Line by line, return everything in the listing exactly.
Recorded information Start Marker
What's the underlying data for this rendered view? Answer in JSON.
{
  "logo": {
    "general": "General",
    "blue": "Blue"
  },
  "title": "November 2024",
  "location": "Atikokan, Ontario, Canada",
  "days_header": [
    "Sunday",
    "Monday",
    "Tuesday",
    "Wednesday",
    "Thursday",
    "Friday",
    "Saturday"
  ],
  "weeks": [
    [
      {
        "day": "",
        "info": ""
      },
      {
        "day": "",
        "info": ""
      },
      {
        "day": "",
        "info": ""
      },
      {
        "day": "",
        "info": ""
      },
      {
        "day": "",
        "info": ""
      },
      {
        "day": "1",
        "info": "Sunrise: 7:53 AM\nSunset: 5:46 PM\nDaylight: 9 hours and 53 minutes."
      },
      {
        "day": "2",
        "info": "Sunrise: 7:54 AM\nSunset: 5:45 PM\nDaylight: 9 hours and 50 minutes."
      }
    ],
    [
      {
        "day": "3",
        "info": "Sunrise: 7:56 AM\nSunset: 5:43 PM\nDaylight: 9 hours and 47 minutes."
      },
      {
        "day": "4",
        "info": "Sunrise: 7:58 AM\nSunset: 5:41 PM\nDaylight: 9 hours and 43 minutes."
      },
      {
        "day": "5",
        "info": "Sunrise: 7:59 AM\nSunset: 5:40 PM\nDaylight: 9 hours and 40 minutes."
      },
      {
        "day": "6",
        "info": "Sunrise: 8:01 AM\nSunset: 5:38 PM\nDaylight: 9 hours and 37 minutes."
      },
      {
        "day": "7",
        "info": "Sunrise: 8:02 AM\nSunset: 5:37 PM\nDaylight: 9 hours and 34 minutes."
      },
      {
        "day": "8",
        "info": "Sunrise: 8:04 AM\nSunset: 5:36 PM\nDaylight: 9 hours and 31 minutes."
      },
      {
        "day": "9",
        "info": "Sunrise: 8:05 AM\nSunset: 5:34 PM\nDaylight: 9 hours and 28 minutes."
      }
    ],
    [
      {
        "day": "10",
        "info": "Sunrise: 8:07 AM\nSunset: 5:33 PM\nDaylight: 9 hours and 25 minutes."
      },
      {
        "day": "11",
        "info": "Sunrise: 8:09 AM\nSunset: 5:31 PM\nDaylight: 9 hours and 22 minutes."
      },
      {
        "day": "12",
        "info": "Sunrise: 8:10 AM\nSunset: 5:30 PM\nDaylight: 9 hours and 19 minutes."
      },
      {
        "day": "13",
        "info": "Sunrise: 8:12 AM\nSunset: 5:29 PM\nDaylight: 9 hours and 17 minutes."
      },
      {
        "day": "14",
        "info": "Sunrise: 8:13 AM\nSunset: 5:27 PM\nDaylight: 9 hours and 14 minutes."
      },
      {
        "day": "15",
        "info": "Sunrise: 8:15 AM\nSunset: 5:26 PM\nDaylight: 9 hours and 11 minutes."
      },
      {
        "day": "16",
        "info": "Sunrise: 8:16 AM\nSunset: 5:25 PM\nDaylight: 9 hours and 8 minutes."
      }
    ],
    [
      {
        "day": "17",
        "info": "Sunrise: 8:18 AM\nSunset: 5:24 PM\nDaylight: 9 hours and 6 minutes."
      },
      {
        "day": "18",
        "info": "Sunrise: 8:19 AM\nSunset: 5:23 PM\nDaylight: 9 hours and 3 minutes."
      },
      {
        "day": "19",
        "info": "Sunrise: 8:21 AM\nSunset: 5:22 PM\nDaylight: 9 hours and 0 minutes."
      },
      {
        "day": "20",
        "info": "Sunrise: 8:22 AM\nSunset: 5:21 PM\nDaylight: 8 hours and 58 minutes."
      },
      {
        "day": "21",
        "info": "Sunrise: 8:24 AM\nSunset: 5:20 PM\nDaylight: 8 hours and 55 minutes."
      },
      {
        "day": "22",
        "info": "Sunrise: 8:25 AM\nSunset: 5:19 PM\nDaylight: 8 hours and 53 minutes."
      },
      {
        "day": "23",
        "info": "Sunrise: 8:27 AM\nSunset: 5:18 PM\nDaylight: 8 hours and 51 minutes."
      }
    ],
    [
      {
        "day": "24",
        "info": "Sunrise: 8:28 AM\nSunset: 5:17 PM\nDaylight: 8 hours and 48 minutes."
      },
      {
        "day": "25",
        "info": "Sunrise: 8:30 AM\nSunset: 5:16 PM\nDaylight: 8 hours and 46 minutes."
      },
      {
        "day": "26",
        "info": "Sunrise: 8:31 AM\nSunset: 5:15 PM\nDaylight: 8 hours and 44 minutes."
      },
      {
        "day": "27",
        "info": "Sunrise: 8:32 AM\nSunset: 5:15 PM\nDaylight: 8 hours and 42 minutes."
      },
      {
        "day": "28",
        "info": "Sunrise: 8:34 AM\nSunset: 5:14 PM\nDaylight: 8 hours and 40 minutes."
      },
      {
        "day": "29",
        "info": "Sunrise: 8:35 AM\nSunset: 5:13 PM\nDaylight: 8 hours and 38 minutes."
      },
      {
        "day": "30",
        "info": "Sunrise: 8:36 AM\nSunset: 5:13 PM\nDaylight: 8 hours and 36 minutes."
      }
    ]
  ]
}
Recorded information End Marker
__Reply__
What's the underlying data for this rendered view? Answer in JSON.
{
  "logo": {
    "general": "General",
    "blue": "Blue"
  },
  "title": "November 2024",
  "location": "Atikokan, Ontario, Canada",
  "days_header": [
    "Sunday",
    "Monday",
    "Tuesday",
    "Wednesday",
    "Thursday",
    "Friday",
    "Saturday"
  ],
  "weeks": [
    [
      {
        "day": "",
        "info": ""
      },
      {
        "day": "",
        "info": ""
      },
      {
        "day": "",
        "info": ""
      },
      {
        "day": "",
        "info": ""
      },
      {
        "day": "",
        "info": ""
      },
      {
        "day": "1",
        "info": "Sunrise: 7:53 AM\nSunset: 5:46 PM\nDaylight: 9 hours and 53 minutes."
      },
      {
        "day": "2",
        "info": "Sunrise: 7:54 AM\nSunset: 5:45 PM\nDaylight: 9 hours and 50 minutes."
      }
    ],
    [
      {
        "day": "3",
        "info": "Sunrise: 7:56 AM\nSunset: 5:43 PM\nDaylight: 9 hours and 47 minutes."
      },
      {
        "day": "4",
        "info": "Sunrise: 7:58 AM\nSunset: 5:41 PM\nDaylight: 9 hours and 43 minutes."
      },
      {
        "day": "5",
        "info": "Sunrise: 7:59 AM\nSunset: 5:40 PM\nDaylight: 9 hours and 40 minutes."
      },
      {
        "day": "6",
        "info": "Sunrise: 8:01 AM\nSunset: 5:38 PM\nDaylight: 9 hours and 37 minutes."
      },
      {
        "day": "7",
        "info": "Sunrise: 8:02 AM\nSunset: 5:37 PM\nDaylight: 9 hours and 34 minutes."
      },
      {
        "day": "8",
        "info": "Sunrise: 8:04 AM\nSunset: 5:36 PM\nDaylight: 9 hours and 31 minutes."
      },
      {
        "day": "9",
        "info": "Sunrise: 8:05 AM\nSunset: 5:34 PM\nDaylight: 9 hours and 28 minutes."
      }
    ],
    [
      {
        "day": "10",
        "info": "Sunrise: 8:07 AM\nSunset: 5:33 PM\nDaylight: 9 hours and 25 minutes."
      },
      {
        "day": "11",
        "info": "Sunrise: 8:09 AM\nSunset: 5:31 PM\nDaylight: 9 hours and 22 minutes."
      },
      {
        "day": "12",
        "info": "Sunrise: 8:10 AM\nSunset: 5:30 PM\nDaylight: 9 hours and 19 minutes."
      },
      {
        "day": "13",
        "info": "Sunrise: 8:12 AM\nSunset: 5:29 PM\nDaylight: 9 hours and 17 minutes."
      },
      {
        "day": "14",
        "info": "Sunrise: 8:13 AM\nSunset: 5:27 PM\nDaylight: 9 hours and 14 minutes."
      },
      {
        "day": "15",
        "info": "Sunrise: 8:15 AM\nSunset: 5:26 PM\nDaylight: 9 hours and 11 minutes."
      },
      {
        "day": "16",
        "info": "Sunrise: 8:16 AM\nSunset: 5:25 PM\nDaylight: 9 hours and 8 minutes."
      }
    ],
    [
      {
        "day": "17",
        "info": "Sunrise: 8:18 AM\nSunset: 5:24 PM\nDaylight: 9 hours and 6 minutes."
      },
      {
        "day": "18",
        "info": "Sunrise: 8:19 AM\nSunset: 5:23 PM\nDaylight: 9 hours and 3 minutes."
      },
      {
        "day": "19",
        "info": "Sunrise: 8:21 AM\nSunset: 5:22 PM\nDaylight: 9 hours and 0 minutes."
      },
      {
        "day": "20",
        "info": "Sunrise: 8:22 AM\nSunset: 5:21 PM\nDaylight: 8 hours and 58 minutes."
      },
      {
        "day": "21",
        "info": "Sunrise: 8:24 AM\nSunset: 5:20 PM\nDaylight: 8 hours and 55 minutes."
      },
      {
        "day": "22",
        "info": "Sunrise: 8:25 AM\nSunset: 5:19 PM\nDaylight: 8 hours and 53 minutes."
      },
      {
        "day": "23",
        "info": "Sunrise: 8:27 AM\nSunset: 5:18 PM\nDaylight: 8 hours and 51 minutes."
      }
    ],
    [
      {
        "day": "24",
        "info": "Sunrise: 8:28 AM\nSunset: 5:17 PM\nDaylight: 8 hours and 48 minutes."
      },
      {
        "day": "25",
        "info": "Sunrise: 8:30 AM\nSunset: 5:16 PM\nDaylight: 8 hours and 46 minutes."
      },
      {
        "day": "26",
        "info": "Sunrise: 8:31 AM\nSunset: 5:15 PM\nDaylight: 8 hours and 44 minutes."
      },
      {
        "day": "27",
        "info": "Sunrise: 8:32 AM\nSunset: 5:15 PM\nDaylight: 8 hours and 42 minutes."
      },
      {
        "day": "28",
        "info": "Sunrise: 8:34 AM\nSunset: 5:14 PM\nDaylight: 8 hours and 40 minutes."
      },
      {
        "day": "29",
        "info": "Sunrise: 8:35 AM\nSunset: 5:13 PM\nDaylight: 8 hours and 38 minutes."
      },
      {
        "day": "30",
        "info": "Sunrise: 8:36 AM\nSunset: 5:13 PM\nDaylight: 8 hours and 36 minutes."
      }
    ]
  ]
}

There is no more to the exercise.